big-game

My trip is almost over as the last leg of my trip back to New York City is tonight, with a FOUR hour layover in Washington D.C.'s Dulles airport. I could take the Bolt Bus and get back to my apartment faster, but then again it's a JetBlue rewards ticket on the weekend before Thanksgiving, so I'm lucky I got a seat at all. Many times when I go on long trips, by the end of it, I'm ready to go home. This time, I'm pretty depressed, so much so that even though I was exhausted yesterday, I still had trouble falling asleep. I don't know if its apprehension about dealing with job and financial stuff when I get back, or that I'll miss everyone at home and I don't know when I'm coming back exactly yet. Despite all of this, I'm pretty lucky that I get to home to a place as awesome as New York.

Leavin' on a JetBlue Plane

In six hours I will be in San Francisco for 22 hours, upon which I will eat all of the Mexican food in Berkeley. First off, as I sit in JetBlue's new Terminal 5 at JFK airport, I am very impressed with the new interior design. I have been to airports in third-world countries that were newer and cleaner than the old JetBlue terminal. Well done. Also, thankfully, I received my absentee ballot (unlike a lot of unfortunate friends) and I've already voted. I was deeply disturbed when I got a robo-call from the Yes on 8 campaign using Barack Obama's statements to endorse their campaign. While I know he has stated that he believes marriage is a union between a man and a woman, I never remember reading about him campaigning for this elimination of people's rights. Not to mention they called me at 11:55pm EST, when I could have been sleeping if I weren't packing. Anyway, all I ask is that Californians vote No on 8 and keep marriage a right to all who want to marry the partner of their choice, as well as No on 4 and not restricting a woman's right to choose, regardless of age. 

Also, please vote for whatever prop the high-speed rail train bond is. I would really like to take a train between SF and LA in 2 hours for less than $70. 

Finally, I know you have all been waiting for this, but I am officially endorsing Senator Barack Obama. It is certainly change we need, and I hope Americans are smart enough not to realize that moose-killer from Alaska is not capable of running this nation, should she ever be given the chance. Look, Manhattan Mini-Storage agrees with me:

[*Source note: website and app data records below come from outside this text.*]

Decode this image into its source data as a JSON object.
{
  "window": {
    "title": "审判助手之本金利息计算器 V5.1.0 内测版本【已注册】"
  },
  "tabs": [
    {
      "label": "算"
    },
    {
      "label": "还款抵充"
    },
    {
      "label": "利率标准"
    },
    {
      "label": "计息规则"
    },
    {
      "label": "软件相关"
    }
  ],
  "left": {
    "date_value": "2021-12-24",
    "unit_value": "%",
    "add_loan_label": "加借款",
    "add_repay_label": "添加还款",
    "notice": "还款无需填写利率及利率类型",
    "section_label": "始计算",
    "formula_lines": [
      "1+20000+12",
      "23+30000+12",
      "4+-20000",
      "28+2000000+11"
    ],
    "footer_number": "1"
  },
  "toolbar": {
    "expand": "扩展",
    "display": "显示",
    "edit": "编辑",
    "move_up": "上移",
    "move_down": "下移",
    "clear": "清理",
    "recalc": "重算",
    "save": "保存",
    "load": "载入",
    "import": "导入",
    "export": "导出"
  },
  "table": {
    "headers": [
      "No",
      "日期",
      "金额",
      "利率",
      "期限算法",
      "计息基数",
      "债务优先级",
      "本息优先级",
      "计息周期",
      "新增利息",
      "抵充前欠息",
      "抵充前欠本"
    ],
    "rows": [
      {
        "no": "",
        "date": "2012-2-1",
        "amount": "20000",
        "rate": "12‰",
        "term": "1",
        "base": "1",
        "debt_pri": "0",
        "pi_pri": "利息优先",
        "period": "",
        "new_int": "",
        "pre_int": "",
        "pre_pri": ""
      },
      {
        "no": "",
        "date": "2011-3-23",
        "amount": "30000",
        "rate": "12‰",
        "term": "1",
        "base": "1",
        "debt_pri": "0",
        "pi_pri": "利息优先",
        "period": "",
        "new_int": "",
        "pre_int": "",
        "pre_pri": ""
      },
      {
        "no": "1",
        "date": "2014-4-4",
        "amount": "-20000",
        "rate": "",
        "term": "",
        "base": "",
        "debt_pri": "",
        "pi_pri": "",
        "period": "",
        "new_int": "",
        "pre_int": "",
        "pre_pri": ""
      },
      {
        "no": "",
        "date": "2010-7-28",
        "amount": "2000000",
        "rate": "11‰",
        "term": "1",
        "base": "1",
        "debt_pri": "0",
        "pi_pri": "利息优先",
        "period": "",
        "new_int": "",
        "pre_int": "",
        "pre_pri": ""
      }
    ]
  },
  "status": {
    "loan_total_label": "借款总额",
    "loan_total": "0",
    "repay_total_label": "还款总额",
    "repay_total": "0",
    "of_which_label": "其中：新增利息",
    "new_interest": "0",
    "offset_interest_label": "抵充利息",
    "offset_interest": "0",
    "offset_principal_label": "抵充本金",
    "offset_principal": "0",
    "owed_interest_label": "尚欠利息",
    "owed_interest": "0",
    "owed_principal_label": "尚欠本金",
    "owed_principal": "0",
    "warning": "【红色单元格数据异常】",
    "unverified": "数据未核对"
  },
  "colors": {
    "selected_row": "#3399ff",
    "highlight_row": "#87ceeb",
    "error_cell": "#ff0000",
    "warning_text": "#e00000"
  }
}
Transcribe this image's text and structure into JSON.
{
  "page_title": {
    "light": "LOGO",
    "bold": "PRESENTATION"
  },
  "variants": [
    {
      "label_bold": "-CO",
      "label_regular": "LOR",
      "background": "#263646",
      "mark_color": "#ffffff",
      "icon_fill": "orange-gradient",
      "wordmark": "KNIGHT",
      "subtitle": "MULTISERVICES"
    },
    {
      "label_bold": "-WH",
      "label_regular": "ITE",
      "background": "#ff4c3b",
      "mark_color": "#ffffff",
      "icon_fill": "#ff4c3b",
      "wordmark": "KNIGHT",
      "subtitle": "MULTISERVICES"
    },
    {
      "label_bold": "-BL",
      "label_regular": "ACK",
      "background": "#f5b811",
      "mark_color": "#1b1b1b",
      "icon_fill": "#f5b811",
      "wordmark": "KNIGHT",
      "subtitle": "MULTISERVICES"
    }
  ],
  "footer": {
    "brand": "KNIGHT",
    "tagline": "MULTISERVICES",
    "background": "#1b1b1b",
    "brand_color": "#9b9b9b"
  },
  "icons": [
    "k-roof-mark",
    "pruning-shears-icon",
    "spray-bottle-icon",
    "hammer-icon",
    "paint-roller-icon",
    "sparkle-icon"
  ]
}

palin-manhattan-mini-movers

Final Countdown

Only four more days until I bounce from New York City to San Francisco, and then across the other pond. Many props to my fellow interns Kelly, Brendan and Rip for helping me title this blog (and some future entry titles as well), along with those of my friends who were on gChat on Halloween when they should have been working. But the grand winner is Ms. Janet Fang with the above title, and her prize is a shiny package of fresh Fig Newtons. Honorable mentions include: Land of the Tequila Sunrise Are You There Blog? It's Me, Rachel March of the Rachels Blog to Nowhere Island in the Sun Memoirs of a Rachel Northwest Passage Southeast Passage Return of the King The King and I The Last King of Scotland

(I think the last one was a little off base...)